Grand National fever grips the household
Saturday: This morning, the young lad arrived into the kitchen with his cupped hands full of coins. 'I want you to back two horses in the Grand National for me,' he explained, and I worried that he's been spending too much time in my company.
Deciding I wouldn't try to sway his opinion, I opened the newspaper and let him have a read through the field. 'I like him...and him,' he said, pointing to Imperial Commander and Teaforthree. 'Two fine choices,' I told him, and jotted his choices on the list that I would later take with me to the bookies. The younger lad was given a horse too, as he is still too young to make up his own mind on such important matters. And he was saddled with Harry the Viking, for obvious reasons. Then the good woman had her say, opting for Tarquinius and Quiscover Fontaine while I opted for Balthazar King, and Chicago Grey – though I found it difficult to be confident about any of them this year.
At 4.15pm, as we gathered around the television, eyes brightened by deluded hopes of financial gain, I had flashbacks of my late grandmother and how she used to send me to the bookies to place a five-punt bet for her on Grand National Day. And here was I, all these years later with a little tribe of my own, and they getting as excited about the unfolding action as millions of Irish people have done ever since the race was first run in 1839.
Irish people have always had a huge role to play in the race either through breeding, training or riding and of course there is the financial support that their compulsive gambling provides. For me it's one of the best days of the year, even if I haven't collected a bean from it for the past two renewals.
As it turned out the young lad was the only one who collected this year, as Teaforthree finished third to 66/1 'shock' winner Auroras Encore. For the rest of us it's back to the drawing board, and we promised each other that next year we'll stay away from any horse that has decent recent form in the build-up to Aintree – surely a kiss of death. Then again they do say form is temporary, while class is permanent, and Auroras Encore showed plenty of class today. Next year, I'm going at it with a blindfold.

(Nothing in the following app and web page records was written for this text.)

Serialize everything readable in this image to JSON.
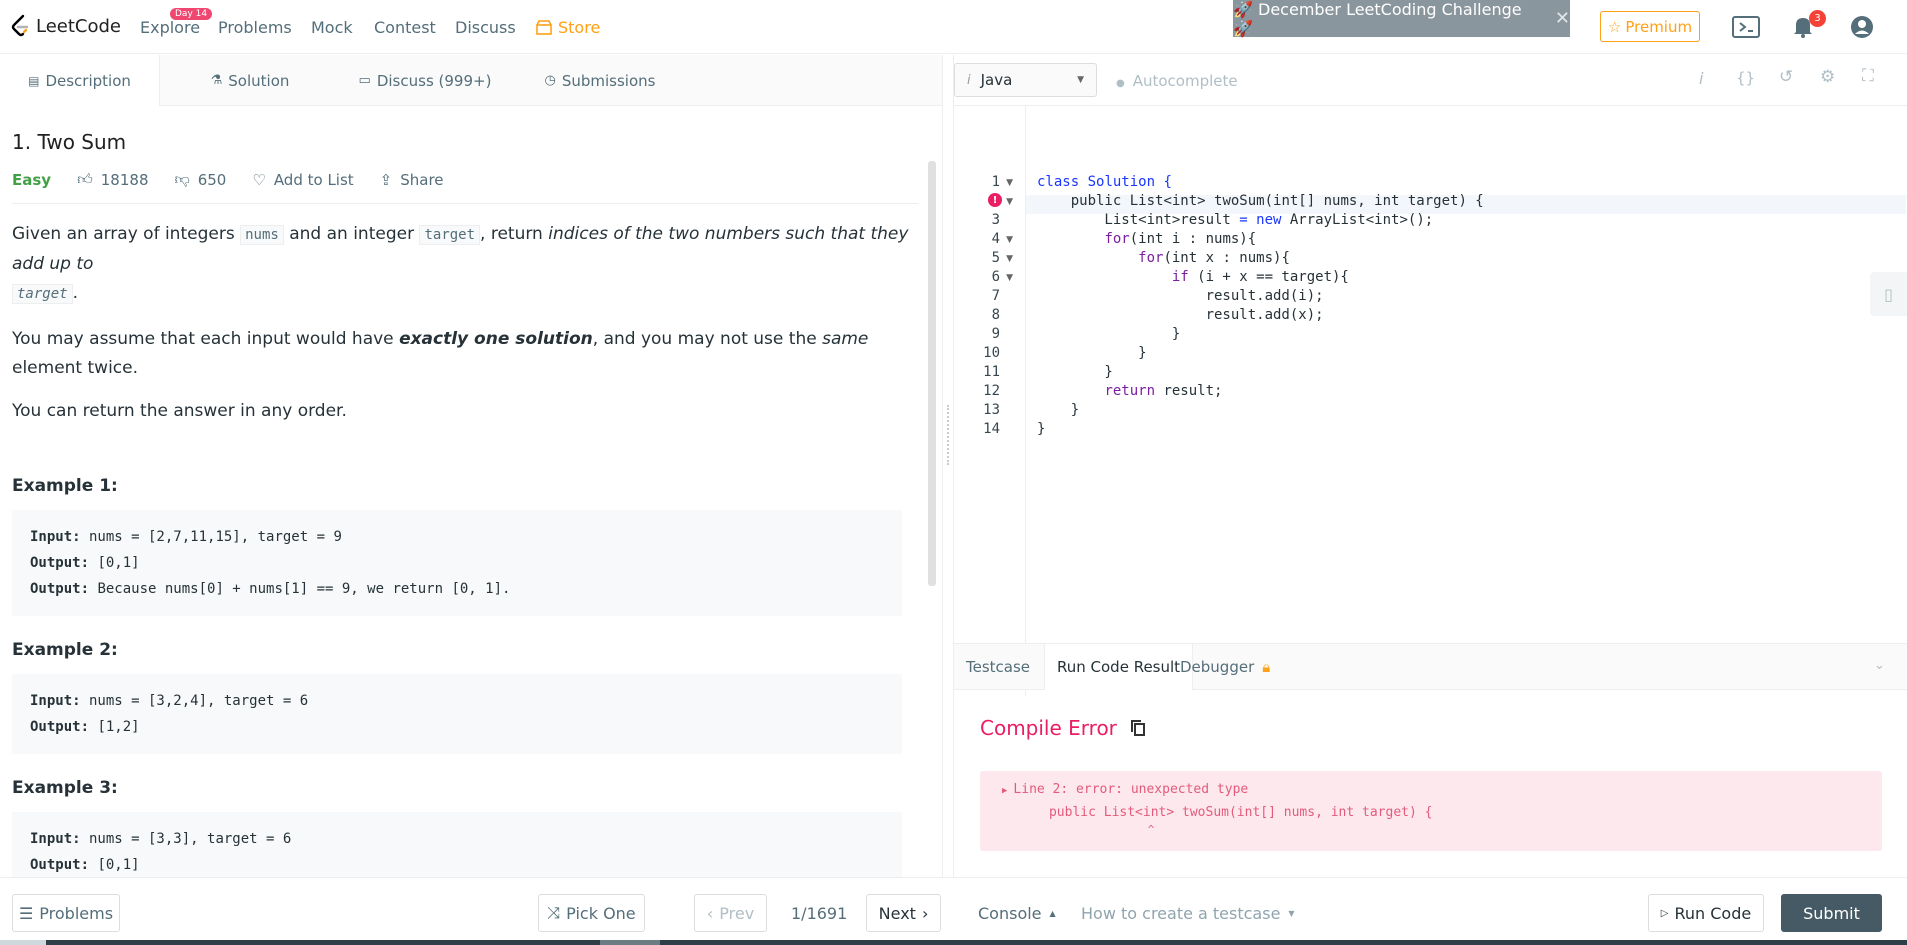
{
  "nav": {
    "brand": "LeetCode",
    "explore": "Explore",
    "explore_badge": "Day 14",
    "problems": "Problems",
    "mock": "Mock",
    "contest": "Contest",
    "discuss": "Discuss",
    "store": "Store",
    "banner": "🚀 December LeetCoding Challenge 🚀",
    "premium": "Premium",
    "notification_count": "3"
  },
  "left_tabs": {
    "description": "Description",
    "solution": "Solution",
    "discuss": "Discuss (999+)",
    "submissions": "Submissions"
  },
  "problem": {
    "title": "1. Two Sum",
    "difficulty": "Easy",
    "likes": "18188",
    "dislikes": "650",
    "add_to_list": "Add to List",
    "share": "Share",
    "p1_a": "Given an array of integers ",
    "p1_code1": "nums",
    "p1_b": " and an integer ",
    "p1_code2": "target",
    "p1_c": ", return ",
    "p1_em": "indices of the two numbers such that they add up to",
    "p1_code3": "target",
    "p1_d": ".",
    "p2_a": "You may assume that each input would have ",
    "p2_strong": "exactly one solution",
    "p2_b": ", and you may not use the ",
    "p2_em": "same",
    "p2_c": " element twice.",
    "p3": "You can return the answer in any order.",
    "examples": [
      {
        "heading": "Example 1:",
        "input_label": "Input:",
        "input": " nums = [2,7,11,15], target = 9",
        "output_label": "Output:",
        "output": " [0,1]",
        "expl_label": "Output:",
        "expl": " Because nums[0] + nums[1] == 9, we return [0, 1]."
      },
      {
        "heading": "Example 2:",
        "input_label": "Input:",
        "input": " nums = [3,2,4], target = 6",
        "output_label": "Output:",
        "output": " [1,2]"
      },
      {
        "heading": "Example 3:",
        "input_label": "Input:",
        "input": " nums = [3,3], target = 6",
        "output_label": "Output:",
        "output": " [0,1]"
      }
    ]
  },
  "editor": {
    "language": "Java",
    "autocomplete": "Autocomplete",
    "line_numbers": [
      "1",
      "2",
      "3",
      "4",
      "5",
      "6",
      "7",
      "8",
      "9",
      "10",
      "11",
      "12",
      "13",
      "14"
    ],
    "lines": {
      "l1_kw": "class",
      "l1_rest": " Solution {",
      "l2_indent": "    ",
      "l2_kw": "public",
      "l2_rest": " List<int> twoSum(int[] nums, int target) {",
      "l3_a": "        List<int>result ",
      "l3_eq": "= ",
      "l3_kw": "new",
      "l3_rest": " ArrayList<int>();",
      "l4_indent": "        ",
      "l4_kw": "for",
      "l4_rest": "(int i : nums){",
      "l5_indent": "            ",
      "l5_kw": "for",
      "l5_rest": "(int x : nums){",
      "l6_indent": "                ",
      "l6_kw": "if",
      "l6_rest": " (i + x == target){",
      "l7": "                    result.add(i);",
      "l8": "                    result.add(x);",
      "l9": "                }",
      "l10": "            }",
      "l11": "        }",
      "l12_indent": "        ",
      "l12_kw": "return",
      "l12_rest": " result;",
      "l13": "    }",
      "l14": "}"
    }
  },
  "results": {
    "testcase": "Testcase",
    "run_code_result": "Run Code Result",
    "debugger": "Debugger",
    "compile_error": "Compile Error",
    "error_line1": "Line 2: error: unexpected type",
    "error_line2": "      public List<int> twoSum(int[] nums, int target) {",
    "error_line3": "                      ^"
  },
  "bottom": {
    "problems": "Problems",
    "pick_one": "Pick One",
    "prev": "Prev",
    "page": "1/1691",
    "next": "Next",
    "console": "Console",
    "how_to": "How to create a testcase",
    "run_code": "Run Code",
    "submit": "Submit"
  }
}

Sunday: It has been a week of lists. Shopping lists; DIYD (last D is for Don't) lists; lists of things to do about the house before the good woman catches up with me, and lists of horses that may or may not perform at Aintree. However, the two most memorable lists to surface over the past week were issued by the BBC, and the Times Educational Supplement respectively. One focused on popular music choices and the other concentrated on favourite books. BBC Radio 2 was the first to deliver, with their listeners' favourite 100 albums of all-time, as chosen from a list of the 100 most played albums on the station.
Public decisions rarely fail to prompt scoffing, and with Coldplay's A Rush of Blood to the Head voted into the number one slot, the members of the 'credible-music-loving jury' were up in arms. Keane's Hope and Fears was in second position, while Duran Duran's Rio came in third; music die-hards and critics the world over would have tumbled from their bar stools at the omission of The Beatles/Floyd/Rolling Stones/Bob Dylan/Simon & Garfunkel etc from the top three.
On the second list, 500 teachers were asked to name their favourite book of all-time, with Jane Austen's Pride and Prejudice coming out on top. However, To Kill A Mocking Bird, by Harper Lee, was the runner-up. If I was to advise anyone to check out a classic that they have not got round to reading, then this is it (or anything by Jilly Cooper).
If you would like to read both lists in full then Google BBC Radio 2's all time favourite albums and BBC News Pride and Prejudice, and enjoy the debate that will ensue both inside and outside your head.